▸ ACTION ITEM
Please restate each entry word for word.

(Interface dataset entries)
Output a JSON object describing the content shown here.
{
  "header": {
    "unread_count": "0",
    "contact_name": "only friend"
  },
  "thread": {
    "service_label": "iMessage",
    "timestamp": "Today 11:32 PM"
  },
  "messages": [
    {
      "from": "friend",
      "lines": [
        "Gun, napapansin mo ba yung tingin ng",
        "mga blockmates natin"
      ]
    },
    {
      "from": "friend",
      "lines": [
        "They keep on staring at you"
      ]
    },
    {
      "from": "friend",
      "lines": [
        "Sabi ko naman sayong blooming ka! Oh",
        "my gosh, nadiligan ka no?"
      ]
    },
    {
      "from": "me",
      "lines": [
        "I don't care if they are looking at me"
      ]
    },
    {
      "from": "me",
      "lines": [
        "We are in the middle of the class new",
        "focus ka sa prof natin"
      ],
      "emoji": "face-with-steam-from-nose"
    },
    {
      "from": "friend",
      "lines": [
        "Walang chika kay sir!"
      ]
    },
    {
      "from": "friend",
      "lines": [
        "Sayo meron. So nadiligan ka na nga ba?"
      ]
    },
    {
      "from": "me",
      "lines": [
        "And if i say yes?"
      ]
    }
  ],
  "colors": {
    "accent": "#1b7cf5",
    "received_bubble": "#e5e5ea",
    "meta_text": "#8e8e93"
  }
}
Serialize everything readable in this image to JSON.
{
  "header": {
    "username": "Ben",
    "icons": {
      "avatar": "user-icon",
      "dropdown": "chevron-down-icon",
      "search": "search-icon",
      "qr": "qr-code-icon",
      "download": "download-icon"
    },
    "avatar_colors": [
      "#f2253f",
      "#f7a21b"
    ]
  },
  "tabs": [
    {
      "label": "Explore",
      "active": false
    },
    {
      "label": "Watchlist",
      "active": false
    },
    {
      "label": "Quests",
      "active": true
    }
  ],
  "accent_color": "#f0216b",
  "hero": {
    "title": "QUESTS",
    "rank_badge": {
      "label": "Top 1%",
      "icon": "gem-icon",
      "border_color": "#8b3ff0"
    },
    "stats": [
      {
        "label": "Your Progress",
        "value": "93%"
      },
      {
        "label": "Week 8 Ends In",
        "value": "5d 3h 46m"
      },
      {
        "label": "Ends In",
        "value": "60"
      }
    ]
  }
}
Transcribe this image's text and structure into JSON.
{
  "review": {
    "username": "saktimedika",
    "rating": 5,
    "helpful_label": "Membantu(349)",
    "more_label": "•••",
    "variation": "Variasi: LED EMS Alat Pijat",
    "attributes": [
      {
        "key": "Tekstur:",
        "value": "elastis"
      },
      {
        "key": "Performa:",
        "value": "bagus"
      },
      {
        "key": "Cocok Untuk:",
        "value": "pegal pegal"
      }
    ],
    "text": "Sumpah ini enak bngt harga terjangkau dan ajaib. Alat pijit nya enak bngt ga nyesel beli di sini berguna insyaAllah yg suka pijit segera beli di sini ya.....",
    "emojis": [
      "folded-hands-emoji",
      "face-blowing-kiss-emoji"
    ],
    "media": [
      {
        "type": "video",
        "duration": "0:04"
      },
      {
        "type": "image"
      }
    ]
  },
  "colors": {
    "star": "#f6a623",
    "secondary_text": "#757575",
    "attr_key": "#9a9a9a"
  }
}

▸ SOLUTION
Output a JSON object describing the content shown here.
{
  "header": {
    "unread_count": "0",
    "contact_name": "only friend"
  },
  "thread": {
    "service_label": "iMessage",
    "timestamp": "Today 11:32 PM"
  },
  "messages": [
    {
      "from": "friend",
      "lines": [
        "Gun, napapansin mo ba yung tingin ng",
        "mga blockmates natin"
      ]
    },
    {
      "from": "friend",
      "lines": [
        "They keep on staring at you"
      ]
    },
    {
      "from": "friend",
      "lines": [
        "Sabi ko naman sayong blooming ka! Oh",
        "my gosh, nadiligan ka no?"
      ]
    },
    {
      "from": "me",
      "lines": [
        "I don't care if they are looking at me"
      ]
    },
    {
      "from": "me",
      "lines": [
        "We are in the middle of the class new",
        "focus ka sa prof natin"
      ],
      "emoji": "face-with-steam-from-nose"
    },
    {
      "from": "friend",
      "lines": [
        "Walang chika kay sir!"
      ]
    },
    {
      "from": "friend",
      "lines": [
        "Sayo meron. So nadiligan ka na nga ba?"
      ]
    },
    {
      "from": "me",
      "lines": [
        "And if i say yes?"
      ]
    }
  ],
  "colors": {
    "accent": "#1b7cf5",
    "received_bubble": "#e5e5ea",
    "meta_text": "#8e8e93"
  }
}
Serialize everything readable in this image to JSON.
{
  "header": {
    "username": "Ben",
    "icons": {
      "avatar": "user-icon",
      "dropdown": "chevron-down-icon",
      "search": "search-icon",
      "qr": "qr-code-icon",
      "download": "download-icon"
    },
    "avatar_colors": [
      "#f2253f",
      "#f7a21b"
    ]
  },
  "tabs": [
    {
      "label": "Explore",
      "active": false
    },
    {
      "label": "Watchlist",
      "active": false
    },
    {
      "label": "Quests",
      "active": true
    }
  ],
  "accent_color": "#f0216b",
  "hero": {
    "title": "QUESTS",
    "rank_badge": {
      "label": "Top 1%",
      "icon": "gem-icon",
      "border_color": "#8b3ff0"
    },
    "stats": [
      {
        "label": "Your Progress",
        "value": "93%"
      },
      {
        "label": "Week 8 Ends In",
        "value": "5d 3h 46m"
      },
      {
        "label": "Ends In",
        "value": "60"
      }
    ]
  }
}
Transcribe this image's text and structure into JSON.
{
  "review": {
    "username": "saktimedika",
    "rating": 5,
    "helpful_label": "Membantu(349)",
    "more_label": "•••",
    "variation": "Variasi: LED EMS Alat Pijat",
    "attributes": [
      {
        "key": "Tekstur:",
        "value": "elastis"
      },
      {
        "key": "Performa:",
        "value": "bagus"
      },
      {
        "key": "Cocok Untuk:",
        "value": "pegal pegal"
      }
    ],
    "text": "Sumpah ini enak bngt harga terjangkau dan ajaib. Alat pijit nya enak bngt ga nyesel beli di sini berguna insyaAllah yg suka pijit segera beli di sini ya.....",
    "emojis": [
      "folded-hands-emoji",
      "face-blowing-kiss-emoji"
    ],
    "media": [
      {
        "type": "video",
        "duration": "0:04"
      },
      {
        "type": "image"
      }
    ]
  },
  "colors": {
    "star": "#f6a623",
    "secondary_text": "#757575",
    "attr_key": "#9a9a9a"
  }
}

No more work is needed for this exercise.